Skip to main content

Nearly 200 School District Superintendents Urge FCC to Modernize Lifeline Program to Help Close the “Homework Gap”

WASHINGTON, DC – Nearly 200 school district superintendents urged the Federal Communications Commission (FCC) to modernize the Lifeline program in an attempt to help close the “homework gap,” through a letter organized by the Alliance for Excellent Education and the Leading Education by Advancing Digital (LEAD) Commission. The district leaders asked that Lifeline—which served more than 12 million households last year with discounted monthly telephone service—provide affordable, high-quality broadband service for low-income families so that students are able to access the internet at home.

The absence of internet service at home creates a divide between students who are able to access assignments and engage in supplementary learning outside of schools hours, and those who do not have the same capability. This “homework gap” could be remedied through the modernization of the Lifeline program. With telephone service alone, the program assists families in finding jobs, accessing health care services and providing general support. With the inclusion of broadband service, the program would aid students in their education and bring the power of technology home to combat the nation’s persistent achievement gap.

“Having access to broadband internet at home will increase connectivity and opportunities for those who play vital roles in the lives of students outside the classroom—parents, guardians, other relatives, and community members,” the letter reads. “Lifeline support for broadband service, including wireline and wireless services, will create communities of lifelong learners and support systems that can further raise achievement and success throughout the country.”
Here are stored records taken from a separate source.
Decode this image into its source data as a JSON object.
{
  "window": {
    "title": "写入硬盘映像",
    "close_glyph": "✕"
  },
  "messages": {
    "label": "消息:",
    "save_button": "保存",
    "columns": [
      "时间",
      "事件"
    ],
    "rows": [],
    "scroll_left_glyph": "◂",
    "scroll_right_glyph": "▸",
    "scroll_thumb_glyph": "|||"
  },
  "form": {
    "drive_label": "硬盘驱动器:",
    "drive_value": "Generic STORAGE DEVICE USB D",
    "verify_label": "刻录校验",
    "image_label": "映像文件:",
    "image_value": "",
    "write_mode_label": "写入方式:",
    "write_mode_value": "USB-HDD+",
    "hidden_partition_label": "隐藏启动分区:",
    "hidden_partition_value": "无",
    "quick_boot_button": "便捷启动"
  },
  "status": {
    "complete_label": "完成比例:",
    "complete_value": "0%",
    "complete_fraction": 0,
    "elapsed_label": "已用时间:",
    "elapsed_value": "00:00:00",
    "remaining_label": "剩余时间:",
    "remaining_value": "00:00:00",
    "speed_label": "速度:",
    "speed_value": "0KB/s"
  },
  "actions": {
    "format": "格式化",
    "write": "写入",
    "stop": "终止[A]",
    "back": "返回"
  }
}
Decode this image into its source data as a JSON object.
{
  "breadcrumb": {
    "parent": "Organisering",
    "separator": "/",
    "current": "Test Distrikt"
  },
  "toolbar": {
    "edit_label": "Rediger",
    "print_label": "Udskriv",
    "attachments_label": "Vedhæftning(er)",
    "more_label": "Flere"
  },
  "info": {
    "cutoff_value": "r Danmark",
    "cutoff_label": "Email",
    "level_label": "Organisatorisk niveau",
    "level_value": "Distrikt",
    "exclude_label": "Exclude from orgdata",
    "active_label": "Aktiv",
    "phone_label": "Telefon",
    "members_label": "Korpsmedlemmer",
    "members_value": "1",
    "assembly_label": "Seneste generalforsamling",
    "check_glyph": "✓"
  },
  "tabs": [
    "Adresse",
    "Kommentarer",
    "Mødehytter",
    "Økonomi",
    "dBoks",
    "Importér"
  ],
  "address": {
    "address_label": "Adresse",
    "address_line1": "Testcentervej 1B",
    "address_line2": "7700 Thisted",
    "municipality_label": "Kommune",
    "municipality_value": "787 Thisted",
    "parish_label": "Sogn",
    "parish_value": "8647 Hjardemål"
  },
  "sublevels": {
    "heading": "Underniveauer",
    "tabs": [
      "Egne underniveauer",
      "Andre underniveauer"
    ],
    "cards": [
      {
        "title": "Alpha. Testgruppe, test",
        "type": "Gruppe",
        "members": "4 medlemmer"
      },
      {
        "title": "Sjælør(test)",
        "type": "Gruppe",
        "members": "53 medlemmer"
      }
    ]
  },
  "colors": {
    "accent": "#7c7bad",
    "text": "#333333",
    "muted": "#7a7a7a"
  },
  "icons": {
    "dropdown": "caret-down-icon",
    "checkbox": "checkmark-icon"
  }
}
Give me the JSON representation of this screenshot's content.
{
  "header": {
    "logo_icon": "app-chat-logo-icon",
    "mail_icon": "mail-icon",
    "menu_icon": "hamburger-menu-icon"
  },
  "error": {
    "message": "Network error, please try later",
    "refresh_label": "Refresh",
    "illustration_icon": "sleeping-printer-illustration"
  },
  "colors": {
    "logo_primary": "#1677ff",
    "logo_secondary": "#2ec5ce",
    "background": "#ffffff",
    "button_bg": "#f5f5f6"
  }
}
The superintendents’ voices join others who have called for modernization of Lifeline, including FCC Chairman Tom Wheeler, who said in a recent statement, “We all agree that we have entered the broadband era—except Lifeline has not. The transformation from a voice-based service to a broadband-based service is key to Lifeline’s future.” In addition, FCC Commissioner Jessica Rosenworcel noted that 5 million out of the nation’s 29 million households with school-aged children lack access to broadband.

FCC Commissioner Mignon Clyburn also supports Lifeline reform. “For broadband to reach its fullest potential, to improve the lives of every American, it must be both affordable and ubiquitous—if it is not, it will become just another barrier that separates the ‘haves’ and the ‘have nots’… the program should be focused on being part of a pathway out of poverty, poor education, lackluster healthcare options, and more.”

Alliance for Excellent Education President Bob Wise says modernizing the Lifeline program is a “critical step” in closing the “homework gap” and producing high school graduates with twenty-first-century skills and competencies. “With the inclusion of discounted broadband service, the FCC can prepare the nation’s students to compete in an increasingly global workforce,” Wise said.

A coalition of more than 140 religious, civil rights, seniors, disability, technology, and veteran groups also recently submitted a letter to the FCC in support of the modernization of the Lifeline program. The letter touched on the necessity of internet access in the home as it applies to education. “Broadband is essential for anyone who goes to school or seeks to further enhance their skills,” the letter reads. “Seven in ten teachers assign homework that requires the internet and yet 5 million households with children don’t have home access, leading to a ‘homework gap.’”

The superintendents’ letter to the FCC is available at


The Alliance for Excellent Education is a Washington, DC–based national policy and advocacy organization dedicated to ensuring that all students, particularly those traditionally underserved, graduate from high school ready for success in college, work, and citizenship.